Task objective: Without the images, output every record exactly as it appears.

Source records:
==========

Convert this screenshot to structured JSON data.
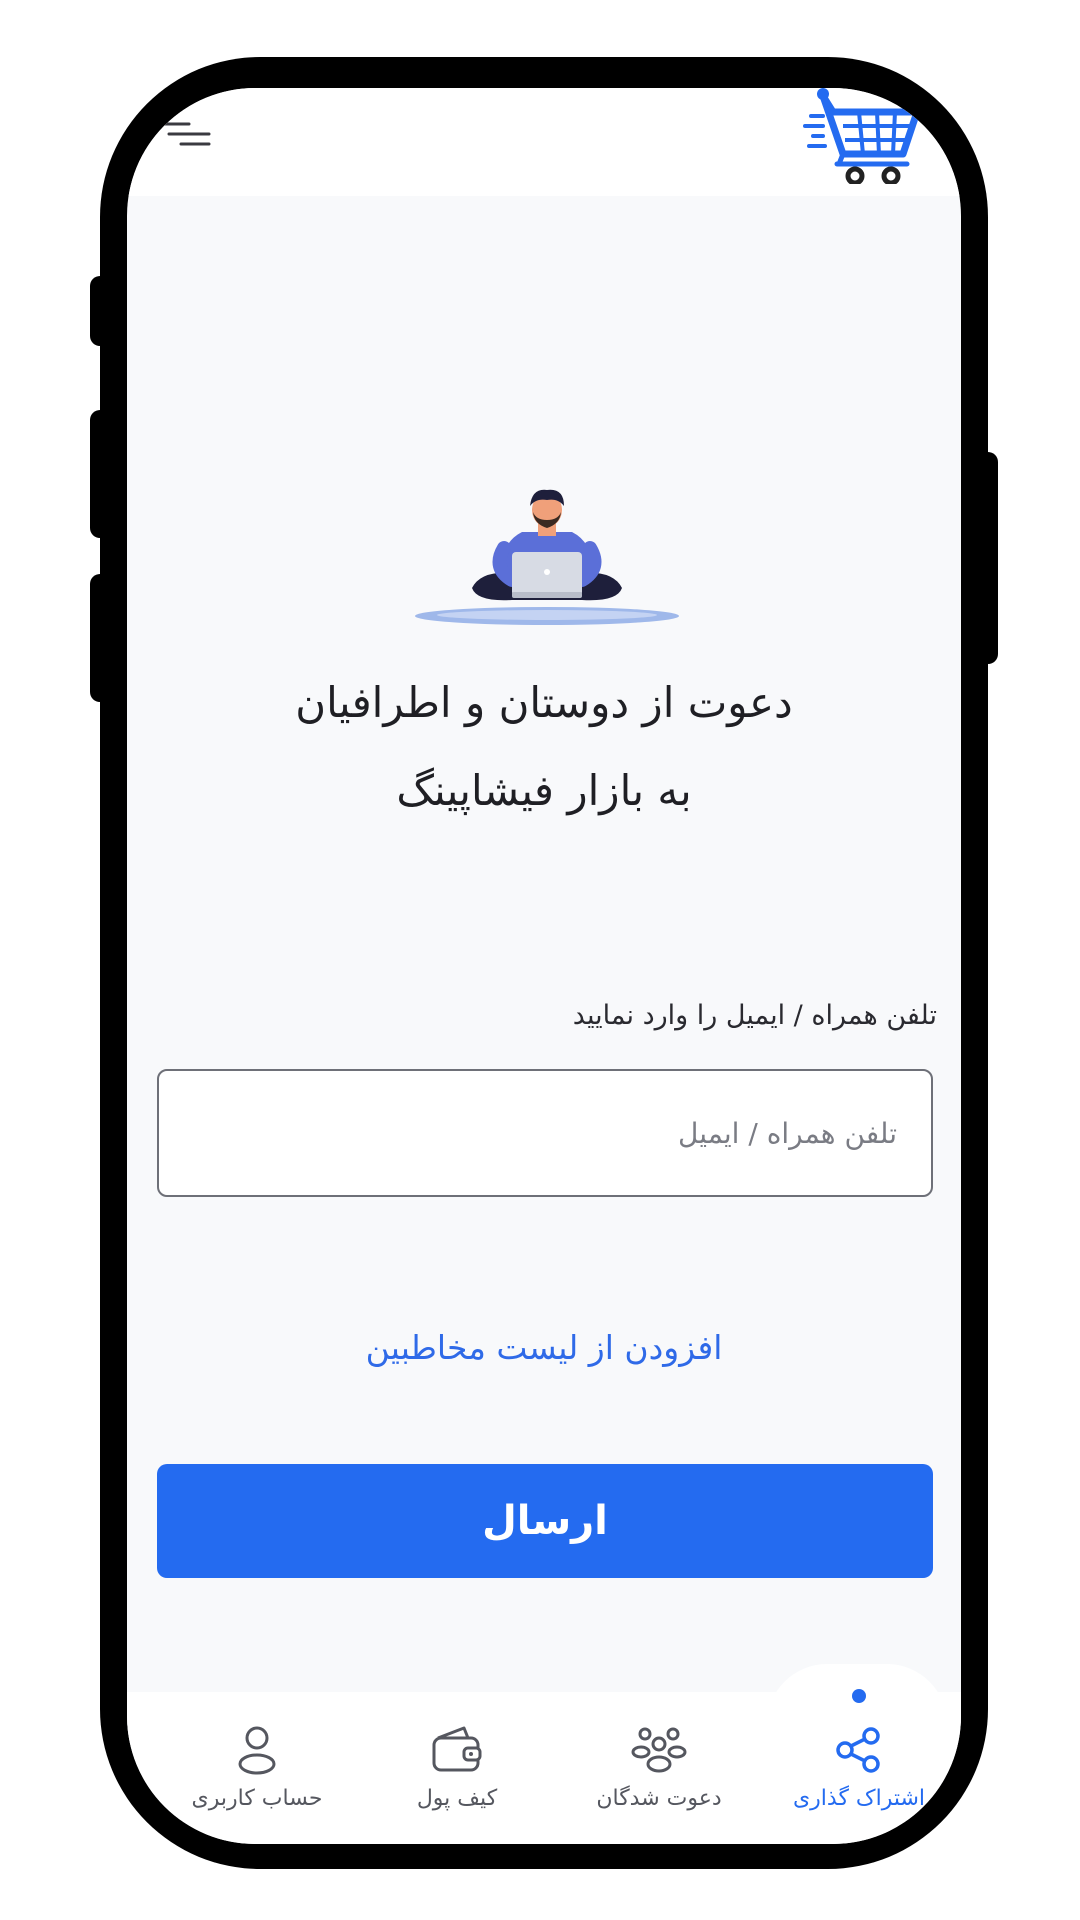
{
  "header": {
    "menu_icon": "menu-icon",
    "logo_icon": "cart-icon",
    "logo_color": "#246bf0"
  },
  "hero": {
    "illustration": "person-with-laptop",
    "title_line1": "دعوت از دوستان و اطرافیان",
    "title_line2": "به بازار فیشاپینگ"
  },
  "form": {
    "label": "تلفن همراه / ایمیل را وارد نمایید",
    "placeholder": "تلفن همراه / ایمیل",
    "value": "",
    "add_contacts_link": "افزودن از لیست مخاطبین",
    "submit_label": "ارسال"
  },
  "bottom_nav": {
    "items": [
      {
        "label": "اشتراک گذاری",
        "icon": "share-icon",
        "active": true
      },
      {
        "label": "دعوت شدگان",
        "icon": "users-icon",
        "active": false
      },
      {
        "label": "کیف پول",
        "icon": "wallet-icon",
        "active": false
      },
      {
        "label": "حساب کاربری",
        "icon": "user-icon",
        "active": false
      }
    ]
  },
  "colors": {
    "primary": "#246bf0",
    "background": "#f8f9fb",
    "text": "#1f1f24"
  }
}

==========

Task answer:
Convert this screenshot to structured JSON data.
{
  "header": {
    "menu_icon": "menu-icon",
    "logo_icon": "cart-icon",
    "logo_color": "#246bf0"
  },
  "hero": {
    "illustration": "person-with-laptop",
    "title_line1": "دعوت از دوستان و اطرافیان",
    "title_line2": "به بازار فیشاپینگ"
  },
  "form": {
    "label": "تلفن همراه / ایمیل را وارد نمایید",
    "placeholder": "تلفن همراه / ایمیل",
    "value": "",
    "add_contacts_link": "افزودن از لیست مخاطبین",
    "submit_label": "ارسال"
  },
  "bottom_nav": {
    "items": [
      {
        "label": "اشتراک گذاری",
        "icon": "share-icon",
        "active": true
      },
      {
        "label": "دعوت شدگان",
        "icon": "users-icon",
        "active": false
      },
      {
        "label": "کیف پول",
        "icon": "wallet-icon",
        "active": false
      },
      {
        "label": "حساب کاربری",
        "icon": "user-icon",
        "active": false
      }
    ]
  },
  "colors": {
    "primary": "#246bf0",
    "background": "#f8f9fb",
    "text": "#1f1f24"
  }
}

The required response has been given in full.